### ACTIVITY
Locate each line in the records containing "Presensi". Copy it.

### SOURCE DATA
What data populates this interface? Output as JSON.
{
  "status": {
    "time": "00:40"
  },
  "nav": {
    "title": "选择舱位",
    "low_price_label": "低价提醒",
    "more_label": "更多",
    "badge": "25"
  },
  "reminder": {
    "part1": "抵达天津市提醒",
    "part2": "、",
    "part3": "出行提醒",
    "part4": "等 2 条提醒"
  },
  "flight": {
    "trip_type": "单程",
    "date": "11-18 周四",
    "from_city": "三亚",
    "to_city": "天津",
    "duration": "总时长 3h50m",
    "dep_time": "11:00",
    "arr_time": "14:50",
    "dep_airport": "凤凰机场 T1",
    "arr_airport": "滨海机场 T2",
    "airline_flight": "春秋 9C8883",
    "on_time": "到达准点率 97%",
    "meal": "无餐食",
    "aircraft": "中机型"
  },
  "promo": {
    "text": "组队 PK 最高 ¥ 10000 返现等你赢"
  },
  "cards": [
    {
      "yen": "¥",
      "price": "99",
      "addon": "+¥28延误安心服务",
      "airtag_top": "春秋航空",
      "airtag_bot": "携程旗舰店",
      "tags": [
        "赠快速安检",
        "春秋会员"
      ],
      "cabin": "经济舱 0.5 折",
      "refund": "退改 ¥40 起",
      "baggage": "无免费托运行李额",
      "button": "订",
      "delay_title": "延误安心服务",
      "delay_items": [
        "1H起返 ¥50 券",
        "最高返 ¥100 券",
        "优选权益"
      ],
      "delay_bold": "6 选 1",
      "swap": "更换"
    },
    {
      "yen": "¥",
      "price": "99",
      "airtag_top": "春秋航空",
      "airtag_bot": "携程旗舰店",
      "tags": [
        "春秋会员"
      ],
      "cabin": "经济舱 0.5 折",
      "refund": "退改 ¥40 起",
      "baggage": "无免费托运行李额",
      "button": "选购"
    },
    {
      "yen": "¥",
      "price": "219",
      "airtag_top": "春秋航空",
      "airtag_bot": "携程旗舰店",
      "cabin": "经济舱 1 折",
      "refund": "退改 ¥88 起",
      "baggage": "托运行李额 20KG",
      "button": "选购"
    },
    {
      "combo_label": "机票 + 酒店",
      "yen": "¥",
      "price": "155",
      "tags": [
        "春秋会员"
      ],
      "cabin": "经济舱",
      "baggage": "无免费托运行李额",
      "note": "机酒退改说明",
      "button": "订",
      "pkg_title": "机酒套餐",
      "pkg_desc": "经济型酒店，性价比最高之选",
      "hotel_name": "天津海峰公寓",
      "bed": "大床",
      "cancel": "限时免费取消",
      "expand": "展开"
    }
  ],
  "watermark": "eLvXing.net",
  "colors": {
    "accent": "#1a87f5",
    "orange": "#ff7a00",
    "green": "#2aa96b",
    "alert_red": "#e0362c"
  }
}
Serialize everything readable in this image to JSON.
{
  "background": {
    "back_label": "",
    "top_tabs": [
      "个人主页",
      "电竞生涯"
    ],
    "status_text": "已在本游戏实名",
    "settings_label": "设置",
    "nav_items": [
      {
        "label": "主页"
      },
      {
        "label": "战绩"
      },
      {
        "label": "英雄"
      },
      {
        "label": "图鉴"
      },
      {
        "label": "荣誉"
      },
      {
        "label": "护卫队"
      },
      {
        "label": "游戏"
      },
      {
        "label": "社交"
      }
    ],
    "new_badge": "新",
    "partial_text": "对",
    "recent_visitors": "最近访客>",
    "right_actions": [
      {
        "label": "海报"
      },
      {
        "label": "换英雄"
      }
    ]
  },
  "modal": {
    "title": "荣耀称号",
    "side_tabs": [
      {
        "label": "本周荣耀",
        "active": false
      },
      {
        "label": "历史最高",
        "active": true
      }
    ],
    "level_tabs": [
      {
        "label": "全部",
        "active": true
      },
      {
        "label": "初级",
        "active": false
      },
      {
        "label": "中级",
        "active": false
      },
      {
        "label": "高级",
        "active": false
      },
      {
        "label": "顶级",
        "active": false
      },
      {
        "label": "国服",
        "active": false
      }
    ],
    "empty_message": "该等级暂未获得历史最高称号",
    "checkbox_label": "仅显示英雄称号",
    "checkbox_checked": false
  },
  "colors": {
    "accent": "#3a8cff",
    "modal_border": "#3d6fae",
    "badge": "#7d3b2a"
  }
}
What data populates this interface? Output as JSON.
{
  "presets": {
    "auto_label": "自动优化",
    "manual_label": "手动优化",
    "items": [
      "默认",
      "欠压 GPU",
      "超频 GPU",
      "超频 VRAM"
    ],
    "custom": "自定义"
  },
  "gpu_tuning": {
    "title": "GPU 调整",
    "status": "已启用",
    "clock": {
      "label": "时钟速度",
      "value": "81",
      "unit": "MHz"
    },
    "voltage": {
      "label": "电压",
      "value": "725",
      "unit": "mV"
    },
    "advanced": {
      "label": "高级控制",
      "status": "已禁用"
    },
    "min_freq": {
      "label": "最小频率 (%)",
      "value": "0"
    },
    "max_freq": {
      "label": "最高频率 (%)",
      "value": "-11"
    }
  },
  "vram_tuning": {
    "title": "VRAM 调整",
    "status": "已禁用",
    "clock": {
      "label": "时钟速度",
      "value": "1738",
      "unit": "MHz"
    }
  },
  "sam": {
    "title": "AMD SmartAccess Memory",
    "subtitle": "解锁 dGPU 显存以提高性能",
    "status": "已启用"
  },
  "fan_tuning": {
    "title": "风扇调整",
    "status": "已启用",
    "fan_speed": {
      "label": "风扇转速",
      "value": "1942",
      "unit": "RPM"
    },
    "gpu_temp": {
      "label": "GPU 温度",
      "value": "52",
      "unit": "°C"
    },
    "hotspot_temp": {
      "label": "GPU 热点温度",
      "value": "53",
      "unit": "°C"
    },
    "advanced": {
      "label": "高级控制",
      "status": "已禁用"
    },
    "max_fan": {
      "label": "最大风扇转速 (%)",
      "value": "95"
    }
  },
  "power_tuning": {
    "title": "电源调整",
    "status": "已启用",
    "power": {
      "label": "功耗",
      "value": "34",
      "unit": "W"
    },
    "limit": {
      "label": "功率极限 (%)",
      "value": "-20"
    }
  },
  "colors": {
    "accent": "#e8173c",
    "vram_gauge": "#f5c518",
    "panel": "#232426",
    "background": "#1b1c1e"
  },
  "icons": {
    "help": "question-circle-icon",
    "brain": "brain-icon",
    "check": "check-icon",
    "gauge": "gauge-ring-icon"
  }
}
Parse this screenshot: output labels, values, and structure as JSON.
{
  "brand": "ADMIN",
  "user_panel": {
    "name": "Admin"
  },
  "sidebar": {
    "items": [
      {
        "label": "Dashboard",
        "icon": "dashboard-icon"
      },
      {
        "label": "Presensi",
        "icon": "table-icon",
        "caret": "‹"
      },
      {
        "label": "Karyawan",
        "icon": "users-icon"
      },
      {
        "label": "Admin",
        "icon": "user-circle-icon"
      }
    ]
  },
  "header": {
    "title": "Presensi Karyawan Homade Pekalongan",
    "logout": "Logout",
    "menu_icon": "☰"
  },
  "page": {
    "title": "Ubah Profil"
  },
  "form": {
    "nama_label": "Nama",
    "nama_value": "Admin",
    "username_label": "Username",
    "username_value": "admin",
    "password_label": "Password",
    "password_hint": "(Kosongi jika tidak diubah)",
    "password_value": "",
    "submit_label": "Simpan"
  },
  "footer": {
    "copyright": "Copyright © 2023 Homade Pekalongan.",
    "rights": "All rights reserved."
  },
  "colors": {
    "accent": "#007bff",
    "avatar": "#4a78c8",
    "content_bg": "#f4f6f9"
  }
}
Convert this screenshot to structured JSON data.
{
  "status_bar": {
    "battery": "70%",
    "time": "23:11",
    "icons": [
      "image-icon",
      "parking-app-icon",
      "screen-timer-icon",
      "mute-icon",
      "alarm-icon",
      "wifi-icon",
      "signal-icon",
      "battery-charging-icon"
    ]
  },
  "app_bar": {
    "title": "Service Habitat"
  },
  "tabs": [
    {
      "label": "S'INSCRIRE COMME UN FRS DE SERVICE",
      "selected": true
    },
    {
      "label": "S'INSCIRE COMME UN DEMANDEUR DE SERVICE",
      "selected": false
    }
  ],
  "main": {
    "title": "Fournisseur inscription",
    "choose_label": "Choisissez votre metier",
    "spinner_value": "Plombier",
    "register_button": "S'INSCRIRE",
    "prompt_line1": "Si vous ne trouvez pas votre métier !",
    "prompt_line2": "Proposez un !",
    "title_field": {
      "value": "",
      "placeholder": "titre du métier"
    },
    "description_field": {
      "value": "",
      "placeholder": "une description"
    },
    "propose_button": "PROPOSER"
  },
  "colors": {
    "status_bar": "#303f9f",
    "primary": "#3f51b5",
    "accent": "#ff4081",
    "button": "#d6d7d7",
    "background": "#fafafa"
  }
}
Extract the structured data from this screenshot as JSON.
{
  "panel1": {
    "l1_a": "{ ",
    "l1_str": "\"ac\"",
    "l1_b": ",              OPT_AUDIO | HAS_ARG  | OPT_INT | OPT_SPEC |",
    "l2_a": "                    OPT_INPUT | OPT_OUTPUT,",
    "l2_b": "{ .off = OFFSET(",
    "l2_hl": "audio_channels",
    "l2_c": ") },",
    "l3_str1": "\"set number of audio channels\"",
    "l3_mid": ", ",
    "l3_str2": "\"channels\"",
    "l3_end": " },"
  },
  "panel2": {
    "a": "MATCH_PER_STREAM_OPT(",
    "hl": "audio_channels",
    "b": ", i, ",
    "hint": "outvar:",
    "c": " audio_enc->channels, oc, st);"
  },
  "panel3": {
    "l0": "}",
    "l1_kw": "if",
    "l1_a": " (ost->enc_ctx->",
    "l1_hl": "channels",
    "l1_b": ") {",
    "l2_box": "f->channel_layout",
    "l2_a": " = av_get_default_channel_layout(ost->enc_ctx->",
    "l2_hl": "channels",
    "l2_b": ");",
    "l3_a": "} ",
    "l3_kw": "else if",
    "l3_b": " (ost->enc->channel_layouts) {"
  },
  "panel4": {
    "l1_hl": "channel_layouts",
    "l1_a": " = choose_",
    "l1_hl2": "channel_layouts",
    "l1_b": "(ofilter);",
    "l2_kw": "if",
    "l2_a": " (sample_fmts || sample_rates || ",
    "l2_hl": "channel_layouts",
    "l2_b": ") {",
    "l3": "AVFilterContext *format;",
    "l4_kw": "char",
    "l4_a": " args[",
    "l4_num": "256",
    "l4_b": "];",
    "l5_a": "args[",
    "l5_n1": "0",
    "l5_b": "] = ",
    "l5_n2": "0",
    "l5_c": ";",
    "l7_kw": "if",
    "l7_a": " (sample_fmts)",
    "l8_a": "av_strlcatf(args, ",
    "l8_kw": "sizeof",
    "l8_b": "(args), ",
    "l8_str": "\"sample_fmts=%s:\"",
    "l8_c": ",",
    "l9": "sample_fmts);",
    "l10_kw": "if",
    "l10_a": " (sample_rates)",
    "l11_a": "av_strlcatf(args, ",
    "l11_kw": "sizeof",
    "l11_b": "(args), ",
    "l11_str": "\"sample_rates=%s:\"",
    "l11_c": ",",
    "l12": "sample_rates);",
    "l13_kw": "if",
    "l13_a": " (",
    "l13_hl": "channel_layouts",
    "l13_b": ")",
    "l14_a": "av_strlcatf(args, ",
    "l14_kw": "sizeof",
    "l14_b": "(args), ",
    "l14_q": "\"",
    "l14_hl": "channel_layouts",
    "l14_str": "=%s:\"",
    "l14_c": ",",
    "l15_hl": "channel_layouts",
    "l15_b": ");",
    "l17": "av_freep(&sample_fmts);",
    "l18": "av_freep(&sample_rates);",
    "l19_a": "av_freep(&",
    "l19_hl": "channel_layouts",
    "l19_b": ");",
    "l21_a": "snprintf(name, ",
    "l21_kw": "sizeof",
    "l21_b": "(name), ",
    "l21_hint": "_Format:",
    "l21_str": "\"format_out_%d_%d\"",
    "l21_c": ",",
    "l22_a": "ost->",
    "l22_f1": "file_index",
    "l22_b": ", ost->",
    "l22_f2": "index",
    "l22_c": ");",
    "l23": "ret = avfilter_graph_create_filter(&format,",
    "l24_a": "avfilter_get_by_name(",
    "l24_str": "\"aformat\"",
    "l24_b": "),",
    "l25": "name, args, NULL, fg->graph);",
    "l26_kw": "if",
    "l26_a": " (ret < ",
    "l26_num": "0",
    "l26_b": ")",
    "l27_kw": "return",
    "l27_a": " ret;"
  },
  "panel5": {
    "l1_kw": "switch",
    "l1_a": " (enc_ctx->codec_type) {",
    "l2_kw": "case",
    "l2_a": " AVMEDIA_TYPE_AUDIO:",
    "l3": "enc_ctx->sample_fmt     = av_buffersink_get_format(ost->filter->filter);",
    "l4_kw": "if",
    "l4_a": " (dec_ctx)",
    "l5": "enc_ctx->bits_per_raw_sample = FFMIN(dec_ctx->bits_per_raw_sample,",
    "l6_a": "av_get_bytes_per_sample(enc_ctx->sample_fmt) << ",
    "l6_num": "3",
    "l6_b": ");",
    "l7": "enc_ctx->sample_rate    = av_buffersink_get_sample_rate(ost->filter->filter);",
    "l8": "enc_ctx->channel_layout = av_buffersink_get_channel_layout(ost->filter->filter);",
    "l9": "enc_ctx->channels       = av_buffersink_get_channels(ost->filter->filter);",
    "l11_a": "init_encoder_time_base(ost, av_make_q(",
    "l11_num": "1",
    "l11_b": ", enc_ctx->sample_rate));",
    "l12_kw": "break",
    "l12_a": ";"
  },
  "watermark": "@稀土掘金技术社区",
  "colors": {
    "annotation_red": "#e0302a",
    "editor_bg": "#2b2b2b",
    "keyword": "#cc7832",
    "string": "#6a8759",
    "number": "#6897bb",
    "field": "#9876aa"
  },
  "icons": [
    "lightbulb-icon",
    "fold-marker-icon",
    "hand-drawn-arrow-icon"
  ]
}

### EXERCISE SOLUTION
        "label": "Presensi",
    "title": "Presensi Karyawan Homade Pekalongan",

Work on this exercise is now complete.